Given entries Block Start
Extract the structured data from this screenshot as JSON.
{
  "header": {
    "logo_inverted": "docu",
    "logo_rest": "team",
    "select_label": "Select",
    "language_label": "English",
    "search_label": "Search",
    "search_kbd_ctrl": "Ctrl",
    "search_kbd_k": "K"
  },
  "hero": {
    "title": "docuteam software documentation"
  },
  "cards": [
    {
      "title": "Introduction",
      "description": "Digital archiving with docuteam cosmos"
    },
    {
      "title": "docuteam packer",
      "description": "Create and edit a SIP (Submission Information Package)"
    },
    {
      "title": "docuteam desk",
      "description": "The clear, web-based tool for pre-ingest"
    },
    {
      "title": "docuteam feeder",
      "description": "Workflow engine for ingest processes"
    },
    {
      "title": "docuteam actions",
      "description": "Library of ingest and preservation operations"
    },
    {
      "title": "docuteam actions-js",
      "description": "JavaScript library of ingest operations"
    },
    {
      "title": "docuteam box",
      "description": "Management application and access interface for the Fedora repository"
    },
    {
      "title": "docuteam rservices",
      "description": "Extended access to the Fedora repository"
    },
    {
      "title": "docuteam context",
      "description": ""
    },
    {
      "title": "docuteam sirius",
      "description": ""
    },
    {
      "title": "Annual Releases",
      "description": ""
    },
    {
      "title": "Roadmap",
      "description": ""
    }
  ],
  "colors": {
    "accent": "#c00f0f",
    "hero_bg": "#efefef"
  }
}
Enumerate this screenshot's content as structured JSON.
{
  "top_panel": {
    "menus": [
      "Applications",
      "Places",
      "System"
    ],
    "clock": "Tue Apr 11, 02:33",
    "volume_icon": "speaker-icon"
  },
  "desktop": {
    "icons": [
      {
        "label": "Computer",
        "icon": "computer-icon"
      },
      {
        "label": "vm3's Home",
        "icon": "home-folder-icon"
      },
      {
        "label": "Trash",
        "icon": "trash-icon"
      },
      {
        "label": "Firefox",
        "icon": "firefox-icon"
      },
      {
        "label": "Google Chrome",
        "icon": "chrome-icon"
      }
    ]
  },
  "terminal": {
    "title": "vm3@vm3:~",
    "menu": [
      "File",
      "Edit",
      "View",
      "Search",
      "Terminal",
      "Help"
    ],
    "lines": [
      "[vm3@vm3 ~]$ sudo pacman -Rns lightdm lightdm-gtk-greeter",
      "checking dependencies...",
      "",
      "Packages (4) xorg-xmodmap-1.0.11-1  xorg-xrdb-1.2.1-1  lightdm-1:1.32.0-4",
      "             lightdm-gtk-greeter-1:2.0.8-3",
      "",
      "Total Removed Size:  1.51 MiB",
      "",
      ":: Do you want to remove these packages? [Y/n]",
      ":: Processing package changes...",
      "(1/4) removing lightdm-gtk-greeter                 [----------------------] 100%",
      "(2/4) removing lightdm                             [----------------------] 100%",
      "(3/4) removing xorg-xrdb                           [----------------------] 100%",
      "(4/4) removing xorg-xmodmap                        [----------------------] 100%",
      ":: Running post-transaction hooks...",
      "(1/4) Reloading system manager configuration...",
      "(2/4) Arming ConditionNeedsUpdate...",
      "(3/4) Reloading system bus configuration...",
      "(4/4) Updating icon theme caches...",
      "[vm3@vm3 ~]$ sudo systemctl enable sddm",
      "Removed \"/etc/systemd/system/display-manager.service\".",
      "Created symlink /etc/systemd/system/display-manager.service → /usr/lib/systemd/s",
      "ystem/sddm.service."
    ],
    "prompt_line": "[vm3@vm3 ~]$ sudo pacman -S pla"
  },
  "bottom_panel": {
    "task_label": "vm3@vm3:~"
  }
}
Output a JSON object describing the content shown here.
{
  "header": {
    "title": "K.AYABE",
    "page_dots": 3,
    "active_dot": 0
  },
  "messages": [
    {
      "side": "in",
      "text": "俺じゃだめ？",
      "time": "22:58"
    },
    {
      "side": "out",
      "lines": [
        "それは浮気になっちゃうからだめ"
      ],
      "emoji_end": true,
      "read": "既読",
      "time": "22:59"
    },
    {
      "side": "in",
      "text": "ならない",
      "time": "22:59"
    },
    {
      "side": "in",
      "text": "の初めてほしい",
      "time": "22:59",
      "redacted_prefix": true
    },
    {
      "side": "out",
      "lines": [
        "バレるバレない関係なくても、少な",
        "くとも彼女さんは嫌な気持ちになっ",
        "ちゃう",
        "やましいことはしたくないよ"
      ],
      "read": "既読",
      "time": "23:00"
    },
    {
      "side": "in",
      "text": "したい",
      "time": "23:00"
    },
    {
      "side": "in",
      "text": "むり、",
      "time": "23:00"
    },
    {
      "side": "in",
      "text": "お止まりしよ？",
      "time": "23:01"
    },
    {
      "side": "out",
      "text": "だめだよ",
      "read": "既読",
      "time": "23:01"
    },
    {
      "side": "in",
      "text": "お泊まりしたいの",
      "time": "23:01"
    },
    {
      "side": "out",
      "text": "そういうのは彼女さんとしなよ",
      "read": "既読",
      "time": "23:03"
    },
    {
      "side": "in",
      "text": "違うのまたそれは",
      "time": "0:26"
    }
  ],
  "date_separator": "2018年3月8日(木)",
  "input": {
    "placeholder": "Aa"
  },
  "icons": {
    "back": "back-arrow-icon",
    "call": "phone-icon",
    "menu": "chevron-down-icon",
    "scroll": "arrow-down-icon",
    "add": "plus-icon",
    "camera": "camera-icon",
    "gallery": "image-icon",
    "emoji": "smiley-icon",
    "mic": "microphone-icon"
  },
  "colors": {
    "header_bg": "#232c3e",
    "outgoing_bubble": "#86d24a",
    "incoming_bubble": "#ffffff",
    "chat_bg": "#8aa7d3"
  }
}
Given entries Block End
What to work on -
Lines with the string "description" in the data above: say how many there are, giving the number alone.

Solution to the problem -
12